--- Exercise brief ---
Please return the lines of the data that contain "this".

[Web page and app entries]
# # # #
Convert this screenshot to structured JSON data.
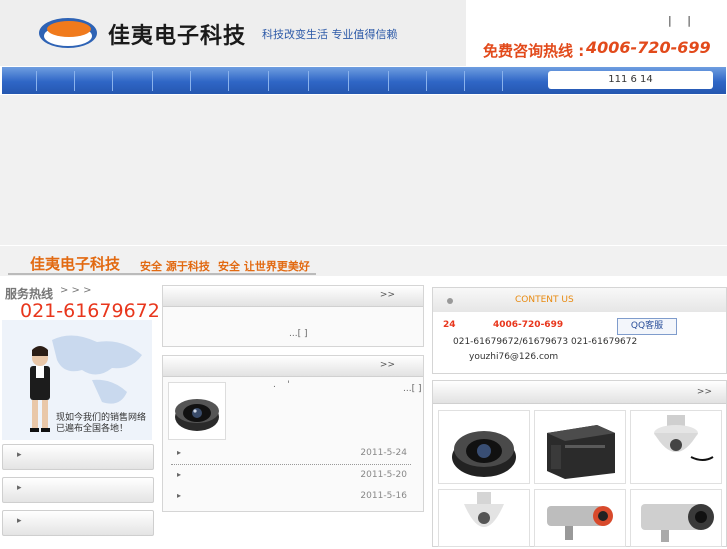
{
  "header": {
    "brand": "佳夷电子科技",
    "slogan": "科技改变生活 专业值得信赖",
    "top_links": "| |",
    "hotline_label": "免费咨询热线 :",
    "hotline_number": "4006-720-699"
  },
  "nav": {
    "date_text": "111 6 14"
  },
  "tagline": {
    "brand": "佳夷电子科技",
    "phrase1": "安全 源于科技",
    "phrase2": "安全 让世界更美好"
  },
  "service": {
    "label": "服务热线",
    "arrows": "> > >",
    "phone": "021-61679672",
    "note_line1": "现如今我们的销售网络",
    "note_line2": "已遍布全国各地！"
  },
  "panels": {
    "top_more": ">>",
    "top_news": "...[ ]",
    "mid_more": ">>",
    "mid_marks": ".    '",
    "mid_bracket": "...[ ]",
    "rows": [
      {
        "date": "2011-5-24"
      },
      {
        "date": "2011-5-20"
      },
      {
        "date": "2011-5-16"
      }
    ]
  },
  "contact": {
    "title": "CONTENT US",
    "label_24": "24",
    "hotline": "4006-720-699",
    "qq_label": "QQ客服",
    "phones": "021-61679672/61679673",
    "phone2": "021-61679672",
    "email": "youzhi76@126.com"
  },
  "products": {
    "more": ">>"
  },
  "colors": {
    "accent_orange": "#e24a1b",
    "nav_blue": "#2f66c6",
    "phone_red": "#e8361c"
  }
}
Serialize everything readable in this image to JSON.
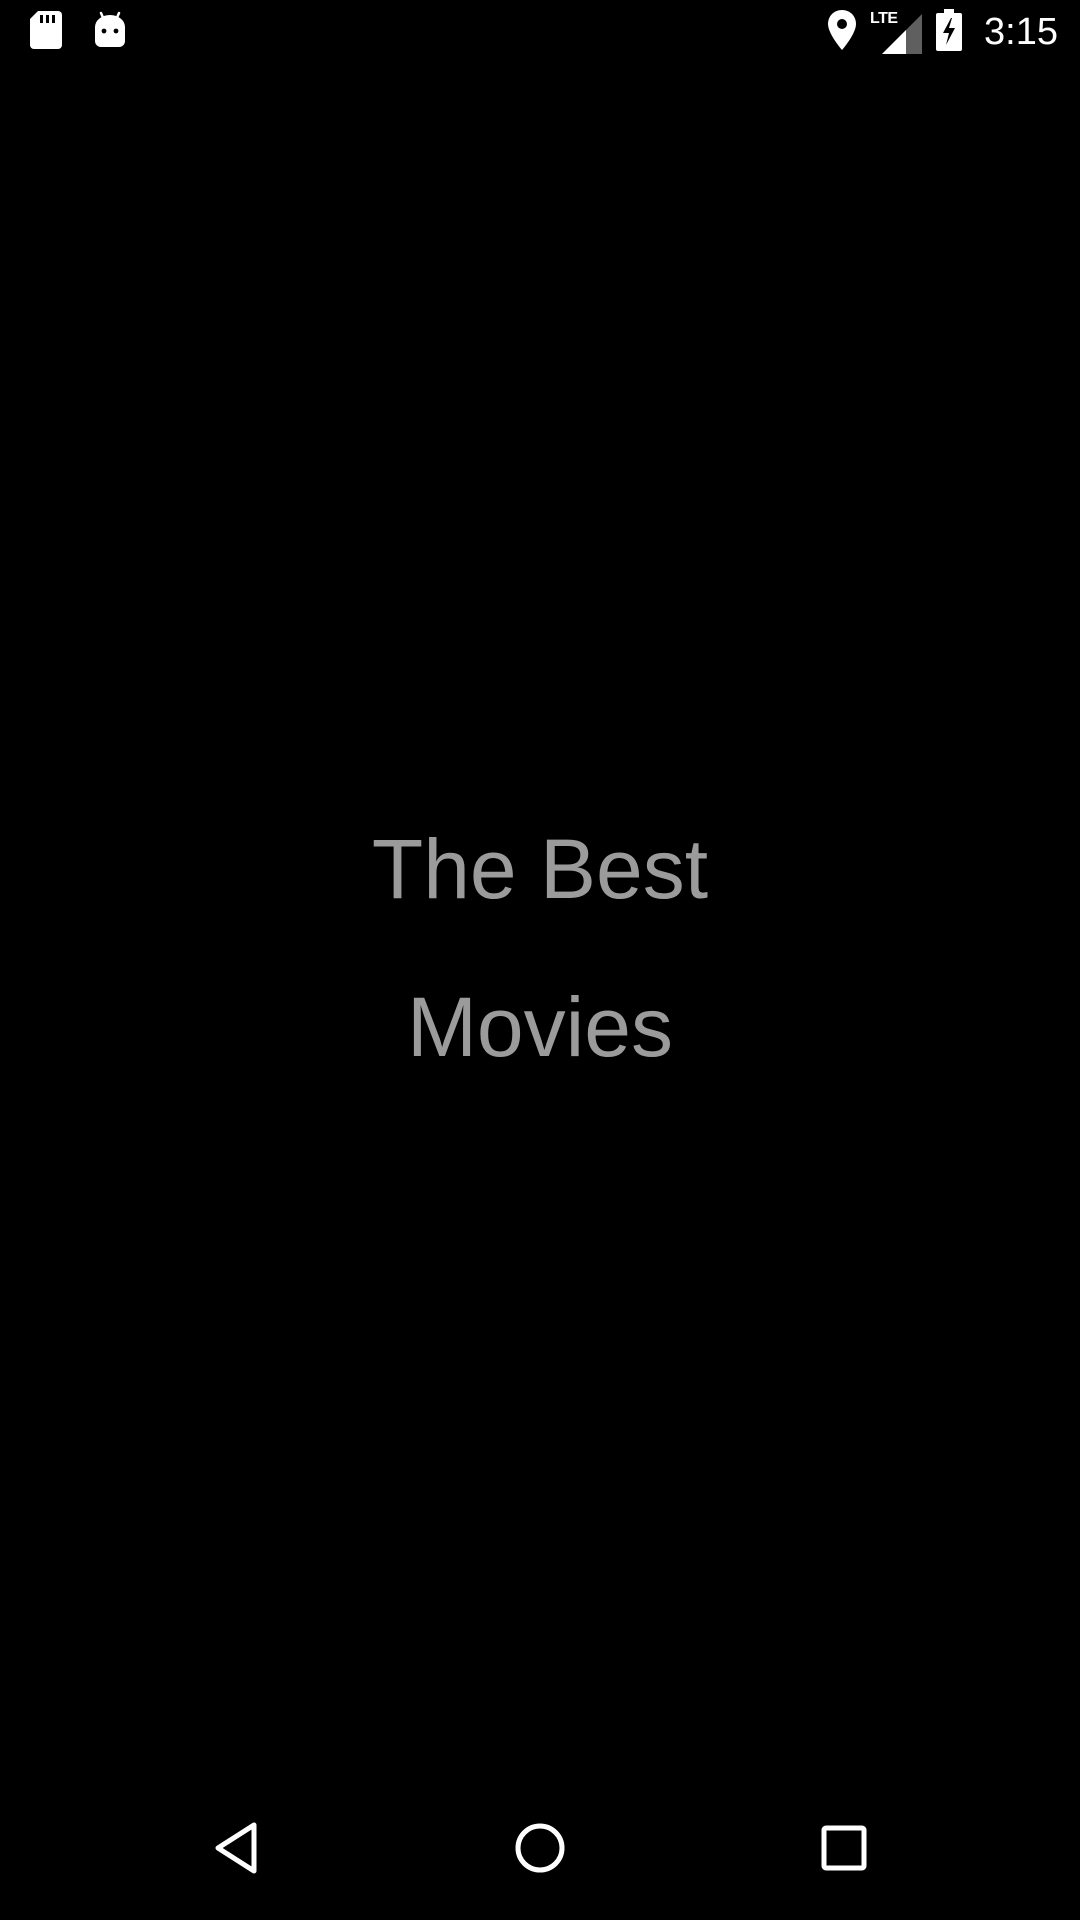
{
  "status_bar": {
    "left_icons": [
      "sd-card-icon",
      "android-debug-icon"
    ],
    "right_icons": [
      "location-icon",
      "signal-icon",
      "battery-charging-icon"
    ],
    "network_label": "LTE",
    "time": "3:15"
  },
  "splash": {
    "line1": "The Best",
    "line2": "Movies"
  },
  "nav_bar": {
    "buttons": [
      "back-icon",
      "home-icon",
      "recents-icon"
    ]
  },
  "colors": {
    "background": "#000000",
    "splash_text": "#9b9b9b",
    "status_icons": "#ffffff"
  }
}
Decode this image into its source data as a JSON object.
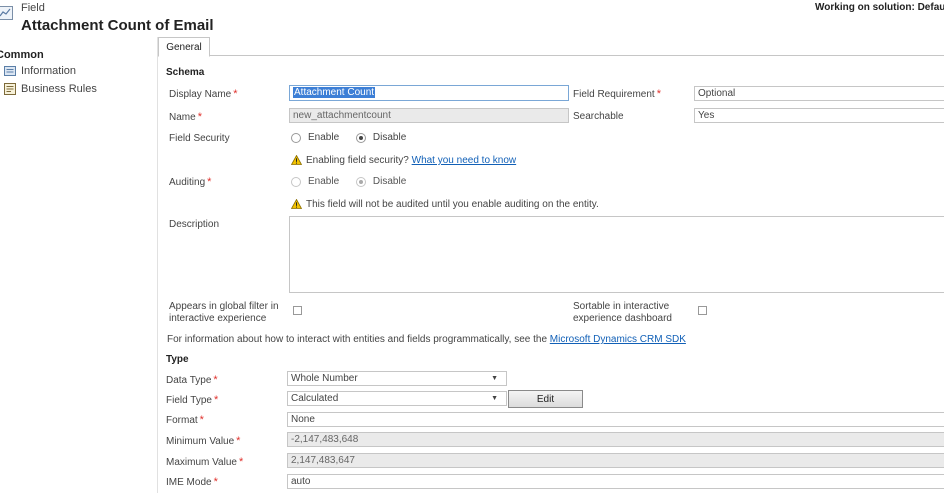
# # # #
--- Your response ---
Convert this screenshot to structured JSON data.
Serialize everything readable in this image to JSON.
Decode this image into its source data as a JSON object.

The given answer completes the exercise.